``It looks very good on the surface,'' Fox-Pitt, Kelton analyst Jonathan Balkind said of the quarter. ``Even with hits from Argentina and Enron, the company still beat the Street by a penny. Investment banking was very strong -- much stronger than our expectations...Investment banking results were revenue-driven.'' 

Midwest bank Marshall & Ilsley posted a 28 percent rise in quarterly net profits, as low U.S. interest rates fed growth in mortgages. The bank earned net profits of $108.3 million, or 98 cents a share, in the quarter, compared with $84.3 million, or 78 cents a share, in the 2000 quarter. 

Southeast U.S. regional bank Regions' quarterly profits rose 8 percent, to $138.2 million, or 60 cents a share, in the fourth quarter. That compared with $128.4 million, or 58 cents a share, in the 2000 quarter. 

But regional bank and trust company Bank of New York Co.'s quarterly profits fell 11 percent, after a previously announced charge tied to the sale of problem loans and corporate bankruptcies in the weak U.S. economy. 

The New York-based bank earned $331 million, or 45 cents a share, in the fourth quarter, compared with $372 million, or 50 cents a share, in the 2000 quarter. 

Last year's fourth-quarter results include a $235 million provision and charge related to the sale of problem loans Bank of New York made to 24 telecommunications firms and one energy-trading company, which it did not identify. 

Enron's bankruptcy, the largest one ever, as well as generally slack corporate profits, left many banks with bad debts in the quarter. 

The results also include a $175 million insurance claim recovery related to the Sept. 11 attack on the World Trade Center. The bank, headquartered in downtown New York near the site of the attacks, had to evacuate its offices and spend money to fix technology systems damaged in the twin towers' destruction. 

For Oakland, California-based savings and loan Golden West Financial Corp., quarterly profits rose 53 percent, again on low growth and lower deposit costs. 

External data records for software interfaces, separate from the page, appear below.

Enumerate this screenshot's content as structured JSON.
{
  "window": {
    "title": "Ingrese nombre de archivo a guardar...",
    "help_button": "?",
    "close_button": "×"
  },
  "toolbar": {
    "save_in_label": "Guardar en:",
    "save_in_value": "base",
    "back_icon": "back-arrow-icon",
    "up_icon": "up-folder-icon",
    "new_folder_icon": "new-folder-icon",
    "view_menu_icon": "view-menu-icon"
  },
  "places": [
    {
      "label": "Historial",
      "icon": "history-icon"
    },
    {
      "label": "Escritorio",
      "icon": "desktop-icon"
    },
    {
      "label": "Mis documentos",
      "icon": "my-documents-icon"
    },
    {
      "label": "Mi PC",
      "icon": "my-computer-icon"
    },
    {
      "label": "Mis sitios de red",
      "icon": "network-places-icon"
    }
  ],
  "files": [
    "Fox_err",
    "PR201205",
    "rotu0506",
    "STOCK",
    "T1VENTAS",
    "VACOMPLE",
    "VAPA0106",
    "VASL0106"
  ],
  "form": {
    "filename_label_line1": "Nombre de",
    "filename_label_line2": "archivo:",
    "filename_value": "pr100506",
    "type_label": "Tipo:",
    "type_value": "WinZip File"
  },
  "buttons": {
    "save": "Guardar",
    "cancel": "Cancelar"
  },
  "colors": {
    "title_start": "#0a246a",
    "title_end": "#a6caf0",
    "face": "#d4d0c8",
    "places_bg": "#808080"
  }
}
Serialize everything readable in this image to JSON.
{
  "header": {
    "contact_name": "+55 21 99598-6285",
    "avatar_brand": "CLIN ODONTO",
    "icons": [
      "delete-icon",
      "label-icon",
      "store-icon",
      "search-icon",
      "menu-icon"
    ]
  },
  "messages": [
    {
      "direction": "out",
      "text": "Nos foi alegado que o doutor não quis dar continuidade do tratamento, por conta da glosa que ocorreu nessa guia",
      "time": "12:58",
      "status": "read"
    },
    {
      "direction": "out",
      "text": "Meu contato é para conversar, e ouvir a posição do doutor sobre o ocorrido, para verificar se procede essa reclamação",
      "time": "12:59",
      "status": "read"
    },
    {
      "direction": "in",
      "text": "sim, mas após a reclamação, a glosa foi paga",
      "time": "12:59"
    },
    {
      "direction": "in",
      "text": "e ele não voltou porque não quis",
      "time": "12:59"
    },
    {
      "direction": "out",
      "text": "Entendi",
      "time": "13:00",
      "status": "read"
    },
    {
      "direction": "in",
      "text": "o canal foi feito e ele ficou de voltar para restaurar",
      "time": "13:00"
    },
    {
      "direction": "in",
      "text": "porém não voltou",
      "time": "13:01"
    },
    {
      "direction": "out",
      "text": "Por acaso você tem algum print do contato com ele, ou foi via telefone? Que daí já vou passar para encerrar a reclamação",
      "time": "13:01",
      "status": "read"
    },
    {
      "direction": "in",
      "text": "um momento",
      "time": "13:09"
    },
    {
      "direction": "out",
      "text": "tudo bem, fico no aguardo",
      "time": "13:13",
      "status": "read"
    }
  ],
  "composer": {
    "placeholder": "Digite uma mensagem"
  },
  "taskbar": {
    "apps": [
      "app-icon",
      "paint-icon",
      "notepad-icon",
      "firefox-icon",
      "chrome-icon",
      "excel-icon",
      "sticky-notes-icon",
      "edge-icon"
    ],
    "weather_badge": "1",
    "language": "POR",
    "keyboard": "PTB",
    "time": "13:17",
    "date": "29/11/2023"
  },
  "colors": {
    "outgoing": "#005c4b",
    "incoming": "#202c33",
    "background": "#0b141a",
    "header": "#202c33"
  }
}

Golden West earned $228 million, or $1.44 a share, in the fourth quarter, compared with $149 million, or 93 cents a share, in the 2000 quarter.